SOURCE RECORDS Start Marker

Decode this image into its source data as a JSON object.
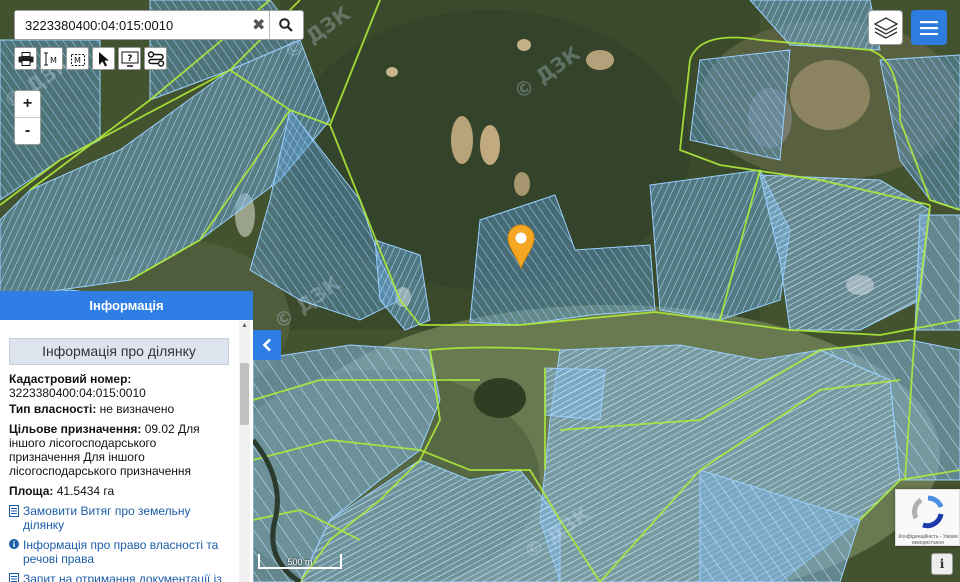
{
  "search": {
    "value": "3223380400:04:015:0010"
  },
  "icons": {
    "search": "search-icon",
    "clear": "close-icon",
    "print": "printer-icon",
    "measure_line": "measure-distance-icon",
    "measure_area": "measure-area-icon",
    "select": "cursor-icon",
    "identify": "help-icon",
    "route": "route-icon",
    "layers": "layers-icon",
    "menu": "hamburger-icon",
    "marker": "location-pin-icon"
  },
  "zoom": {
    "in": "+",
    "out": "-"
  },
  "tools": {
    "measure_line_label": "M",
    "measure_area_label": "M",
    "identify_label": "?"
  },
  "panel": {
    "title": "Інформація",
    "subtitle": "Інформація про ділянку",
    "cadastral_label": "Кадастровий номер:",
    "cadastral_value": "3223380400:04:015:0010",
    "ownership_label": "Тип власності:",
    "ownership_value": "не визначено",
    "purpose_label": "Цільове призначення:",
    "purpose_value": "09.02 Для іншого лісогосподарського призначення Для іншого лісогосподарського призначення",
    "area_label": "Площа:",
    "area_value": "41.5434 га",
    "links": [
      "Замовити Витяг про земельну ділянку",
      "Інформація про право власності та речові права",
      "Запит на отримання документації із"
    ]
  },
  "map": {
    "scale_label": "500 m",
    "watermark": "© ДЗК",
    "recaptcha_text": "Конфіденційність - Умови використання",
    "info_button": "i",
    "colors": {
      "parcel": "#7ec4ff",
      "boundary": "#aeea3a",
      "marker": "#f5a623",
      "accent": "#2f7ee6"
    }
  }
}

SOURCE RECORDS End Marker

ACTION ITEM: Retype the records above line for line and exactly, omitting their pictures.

PROBLEM SOLUTION:
Decode this image into its source data as a JSON object.
{
  "search": {
    "value": "3223380400:04:015:0010"
  },
  "icons": {
    "search": "search-icon",
    "clear": "close-icon",
    "print": "printer-icon",
    "measure_line": "measure-distance-icon",
    "measure_area": "measure-area-icon",
    "select": "cursor-icon",
    "identify": "help-icon",
    "route": "route-icon",
    "layers": "layers-icon",
    "menu": "hamburger-icon",
    "marker": "location-pin-icon"
  },
  "zoom": {
    "in": "+",
    "out": "-"
  },
  "tools": {
    "measure_line_label": "M",
    "measure_area_label": "M",
    "identify_label": "?"
  },
  "panel": {
    "title": "Інформація",
    "subtitle": "Інформація про ділянку",
    "cadastral_label": "Кадастровий номер:",
    "cadastral_value": "3223380400:04:015:0010",
    "ownership_label": "Тип власності:",
    "ownership_value": "не визначено",
    "purpose_label": "Цільове призначення:",
    "purpose_value": "09.02 Для іншого лісогосподарського призначення Для іншого лісогосподарського призначення",
    "area_label": "Площа:",
    "area_value": "41.5434 га",
    "links": [
      "Замовити Витяг про земельну ділянку",
      "Інформація про право власності та речові права",
      "Запит на отримання документації із"
    ]
  },
  "map": {
    "scale_label": "500 m",
    "watermark": "© ДЗК",
    "recaptcha_text": "Конфіденційність - Умови використання",
    "info_button": "i",
    "colors": {
      "parcel": "#7ec4ff",
      "boundary": "#aeea3a",
      "marker": "#f5a623",
      "accent": "#2f7ee6"
    }
  }
}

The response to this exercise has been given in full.